Exclusive Interview: Joshua Winch
What’s your earliest memories of horror movies?
My Dad liked the Horror movies of the 80’s
like House, Critters, Ghoulies, Nightmare on Elm Street, so I grew up with these really campy movies.
When you set out to become an actor, did you have horror in mind?
No, I wanted to do theatre. I had a special fascination with Tennessee Williams, William Inge, Noël Coward, writers of that era. DAVID SHULTZ of Vitagraph Films convinced me to start making Horror.
Is there a moment in time when you thought to yourself, I made it?
No, I don’t know that I ever will.
It has been a great adventure, but every time I win an award or see a copy of a film I have been in seems a bit like a dream to me. The conventions are really unreal…
If you know then what you know now… what advice would you give a younger you?
Don’t ever quit. I will be harder and more rewarding than you can ever imagine.
You are headed to the Houston Horror Film Fest… What are you MOST looking forward to?
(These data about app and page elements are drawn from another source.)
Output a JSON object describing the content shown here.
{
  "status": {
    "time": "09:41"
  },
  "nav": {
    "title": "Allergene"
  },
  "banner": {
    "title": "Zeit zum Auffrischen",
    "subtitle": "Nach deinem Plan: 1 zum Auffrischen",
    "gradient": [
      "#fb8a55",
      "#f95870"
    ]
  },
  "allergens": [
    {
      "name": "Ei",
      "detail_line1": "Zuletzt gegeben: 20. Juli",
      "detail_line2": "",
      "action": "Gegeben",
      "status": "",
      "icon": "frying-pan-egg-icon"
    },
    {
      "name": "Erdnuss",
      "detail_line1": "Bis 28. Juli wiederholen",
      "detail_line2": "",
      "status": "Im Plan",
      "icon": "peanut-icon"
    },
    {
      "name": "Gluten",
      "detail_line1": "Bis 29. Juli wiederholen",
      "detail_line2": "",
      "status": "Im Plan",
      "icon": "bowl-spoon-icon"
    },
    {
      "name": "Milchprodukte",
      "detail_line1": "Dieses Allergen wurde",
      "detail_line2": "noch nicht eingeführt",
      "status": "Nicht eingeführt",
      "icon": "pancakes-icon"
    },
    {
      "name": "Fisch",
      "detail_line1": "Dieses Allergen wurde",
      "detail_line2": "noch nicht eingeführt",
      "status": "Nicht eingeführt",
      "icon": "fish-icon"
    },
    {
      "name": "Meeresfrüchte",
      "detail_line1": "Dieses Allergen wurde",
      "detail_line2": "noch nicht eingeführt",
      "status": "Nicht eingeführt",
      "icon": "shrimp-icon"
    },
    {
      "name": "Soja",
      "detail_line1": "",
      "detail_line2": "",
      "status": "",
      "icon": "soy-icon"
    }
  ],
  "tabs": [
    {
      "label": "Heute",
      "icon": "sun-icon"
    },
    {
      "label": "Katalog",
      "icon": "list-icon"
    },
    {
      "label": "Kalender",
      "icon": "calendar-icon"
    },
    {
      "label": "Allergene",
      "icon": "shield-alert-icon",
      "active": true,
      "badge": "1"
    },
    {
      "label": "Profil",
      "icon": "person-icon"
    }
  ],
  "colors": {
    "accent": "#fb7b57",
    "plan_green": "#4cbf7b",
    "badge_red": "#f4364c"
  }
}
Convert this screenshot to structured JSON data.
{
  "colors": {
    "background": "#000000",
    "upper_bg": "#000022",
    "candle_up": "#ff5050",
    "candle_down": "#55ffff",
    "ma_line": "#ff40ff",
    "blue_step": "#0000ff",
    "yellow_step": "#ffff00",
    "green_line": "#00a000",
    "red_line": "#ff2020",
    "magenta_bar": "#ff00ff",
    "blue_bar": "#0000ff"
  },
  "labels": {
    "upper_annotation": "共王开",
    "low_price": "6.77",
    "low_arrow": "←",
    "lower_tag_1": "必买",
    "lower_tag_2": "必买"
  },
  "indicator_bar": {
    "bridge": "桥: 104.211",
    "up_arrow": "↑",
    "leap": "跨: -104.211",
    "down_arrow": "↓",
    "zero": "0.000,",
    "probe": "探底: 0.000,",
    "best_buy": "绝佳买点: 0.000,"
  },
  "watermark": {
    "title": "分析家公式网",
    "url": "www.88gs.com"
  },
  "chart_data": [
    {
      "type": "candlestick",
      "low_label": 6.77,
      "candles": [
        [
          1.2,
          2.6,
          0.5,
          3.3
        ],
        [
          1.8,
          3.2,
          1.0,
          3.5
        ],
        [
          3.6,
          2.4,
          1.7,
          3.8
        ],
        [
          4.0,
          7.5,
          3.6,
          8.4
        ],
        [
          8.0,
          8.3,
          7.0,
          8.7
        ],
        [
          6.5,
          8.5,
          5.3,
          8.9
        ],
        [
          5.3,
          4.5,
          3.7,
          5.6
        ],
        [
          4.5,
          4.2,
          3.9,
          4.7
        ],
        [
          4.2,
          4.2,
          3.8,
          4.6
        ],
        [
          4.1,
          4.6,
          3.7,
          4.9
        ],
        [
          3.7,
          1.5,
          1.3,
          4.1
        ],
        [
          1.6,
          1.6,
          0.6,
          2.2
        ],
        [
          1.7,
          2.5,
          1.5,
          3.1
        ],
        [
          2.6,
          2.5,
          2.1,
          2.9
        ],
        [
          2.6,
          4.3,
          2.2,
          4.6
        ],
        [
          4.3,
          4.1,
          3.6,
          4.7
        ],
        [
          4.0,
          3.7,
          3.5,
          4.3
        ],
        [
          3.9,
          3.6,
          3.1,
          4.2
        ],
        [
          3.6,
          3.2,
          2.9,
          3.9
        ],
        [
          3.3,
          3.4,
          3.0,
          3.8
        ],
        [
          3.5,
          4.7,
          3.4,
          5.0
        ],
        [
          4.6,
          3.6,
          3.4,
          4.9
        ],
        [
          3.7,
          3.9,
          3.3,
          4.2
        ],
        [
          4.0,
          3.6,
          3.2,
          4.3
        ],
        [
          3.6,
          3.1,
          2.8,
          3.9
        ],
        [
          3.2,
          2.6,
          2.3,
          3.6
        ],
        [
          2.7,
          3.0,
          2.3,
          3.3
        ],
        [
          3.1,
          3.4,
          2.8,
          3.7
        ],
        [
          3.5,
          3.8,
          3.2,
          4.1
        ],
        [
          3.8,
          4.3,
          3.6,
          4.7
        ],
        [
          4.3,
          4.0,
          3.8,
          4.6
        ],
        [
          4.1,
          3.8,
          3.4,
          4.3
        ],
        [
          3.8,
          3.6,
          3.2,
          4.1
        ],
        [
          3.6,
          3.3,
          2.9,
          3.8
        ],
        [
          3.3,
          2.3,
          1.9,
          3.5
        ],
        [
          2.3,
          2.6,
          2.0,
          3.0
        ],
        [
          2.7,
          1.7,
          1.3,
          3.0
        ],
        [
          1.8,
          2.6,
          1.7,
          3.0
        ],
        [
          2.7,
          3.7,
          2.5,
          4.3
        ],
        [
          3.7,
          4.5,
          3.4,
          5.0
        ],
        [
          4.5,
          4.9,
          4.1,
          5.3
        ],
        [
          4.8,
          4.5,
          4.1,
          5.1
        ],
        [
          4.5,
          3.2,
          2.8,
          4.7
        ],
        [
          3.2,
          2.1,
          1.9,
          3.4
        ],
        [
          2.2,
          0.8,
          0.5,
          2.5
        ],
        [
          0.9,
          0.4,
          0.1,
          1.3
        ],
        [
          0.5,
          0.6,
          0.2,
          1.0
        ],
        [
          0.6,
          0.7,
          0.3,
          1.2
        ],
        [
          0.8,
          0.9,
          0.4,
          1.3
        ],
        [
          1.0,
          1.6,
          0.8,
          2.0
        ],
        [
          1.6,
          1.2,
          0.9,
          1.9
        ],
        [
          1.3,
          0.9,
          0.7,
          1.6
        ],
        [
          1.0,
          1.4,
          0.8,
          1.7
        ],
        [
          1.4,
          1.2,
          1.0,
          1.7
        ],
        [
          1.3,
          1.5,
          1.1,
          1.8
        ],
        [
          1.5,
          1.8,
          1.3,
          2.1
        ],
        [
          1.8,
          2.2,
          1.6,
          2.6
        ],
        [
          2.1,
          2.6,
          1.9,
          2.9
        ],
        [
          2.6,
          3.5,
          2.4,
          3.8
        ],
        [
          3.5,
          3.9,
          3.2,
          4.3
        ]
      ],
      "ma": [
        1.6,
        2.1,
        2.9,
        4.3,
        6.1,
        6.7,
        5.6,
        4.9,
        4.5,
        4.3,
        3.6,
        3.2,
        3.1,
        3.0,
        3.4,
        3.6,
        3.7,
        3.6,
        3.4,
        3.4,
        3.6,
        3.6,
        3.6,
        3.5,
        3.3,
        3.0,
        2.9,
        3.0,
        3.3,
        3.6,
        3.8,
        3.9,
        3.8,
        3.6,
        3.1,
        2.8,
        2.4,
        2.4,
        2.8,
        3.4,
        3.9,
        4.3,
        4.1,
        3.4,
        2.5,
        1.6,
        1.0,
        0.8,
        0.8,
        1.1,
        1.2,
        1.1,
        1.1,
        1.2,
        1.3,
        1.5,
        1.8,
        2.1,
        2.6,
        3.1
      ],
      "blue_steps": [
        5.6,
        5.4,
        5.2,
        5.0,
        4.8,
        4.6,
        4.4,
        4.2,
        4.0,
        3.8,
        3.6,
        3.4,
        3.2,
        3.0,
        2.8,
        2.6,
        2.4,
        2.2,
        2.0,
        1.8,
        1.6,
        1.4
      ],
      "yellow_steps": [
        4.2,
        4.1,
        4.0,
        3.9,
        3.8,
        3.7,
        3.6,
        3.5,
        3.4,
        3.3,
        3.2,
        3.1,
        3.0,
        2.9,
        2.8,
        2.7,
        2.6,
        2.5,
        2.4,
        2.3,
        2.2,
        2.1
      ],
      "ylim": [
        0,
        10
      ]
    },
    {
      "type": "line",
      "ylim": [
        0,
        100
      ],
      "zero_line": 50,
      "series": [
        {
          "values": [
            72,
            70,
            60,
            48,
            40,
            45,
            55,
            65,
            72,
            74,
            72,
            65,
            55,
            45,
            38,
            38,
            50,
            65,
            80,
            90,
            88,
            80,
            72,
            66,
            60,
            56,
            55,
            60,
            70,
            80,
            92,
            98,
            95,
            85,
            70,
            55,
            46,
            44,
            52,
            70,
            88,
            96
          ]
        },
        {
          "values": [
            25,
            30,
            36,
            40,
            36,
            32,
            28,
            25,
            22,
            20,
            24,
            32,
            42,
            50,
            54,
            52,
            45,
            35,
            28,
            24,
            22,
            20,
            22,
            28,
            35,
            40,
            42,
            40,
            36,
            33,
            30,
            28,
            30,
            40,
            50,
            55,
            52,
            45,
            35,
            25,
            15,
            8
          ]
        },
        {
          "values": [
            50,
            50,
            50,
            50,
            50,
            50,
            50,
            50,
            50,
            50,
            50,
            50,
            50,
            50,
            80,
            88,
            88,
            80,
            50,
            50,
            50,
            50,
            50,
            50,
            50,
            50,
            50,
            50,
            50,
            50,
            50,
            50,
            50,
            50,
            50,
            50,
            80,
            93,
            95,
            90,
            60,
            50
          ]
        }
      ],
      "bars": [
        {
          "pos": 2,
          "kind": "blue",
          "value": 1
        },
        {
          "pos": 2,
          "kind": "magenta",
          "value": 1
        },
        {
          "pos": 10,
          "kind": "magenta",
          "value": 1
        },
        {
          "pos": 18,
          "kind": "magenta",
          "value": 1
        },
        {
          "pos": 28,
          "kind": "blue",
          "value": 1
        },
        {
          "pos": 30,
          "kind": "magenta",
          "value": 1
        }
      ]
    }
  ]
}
Making an many new friends as possible.
It is an unbelievable feeling to get to meet the people that enjoy your work!
How did you think horror fests will be different in this post pandemic world?
I doubt much will change. Horror fans are mostly very respectful, but I guess they will be wearing masks.
Do you have a favorite character that you’ve played and why?
Remington from the Lake Fear series was probably the most fun. Jase from Micheal Crum’s Fall of Grace was the most challenging. Honestly though I don’t think I have had a more memorable acting experience than the character of Caine in Allegiance of Powers.
Who in the industry would you love to work with?
It is a dream come true every time I get to do a new film. So…EVERYONE
Name a completely off the wall movie you would recommend to someone?
Most of my filmography has been completely off the wall. But as for others.. Hell Baby brings me so much joy
What does the future hold for Joshua Winch?
Abel Berry and Jenn Stone’s Strix and Dr Gift. Charlie Cadillac’s Third Reichenstein, Michael and Gerald Crum’s Bad Folks, Bill Zebub’s Dumb and Dahmer. Fingers crossed, a whole lot more.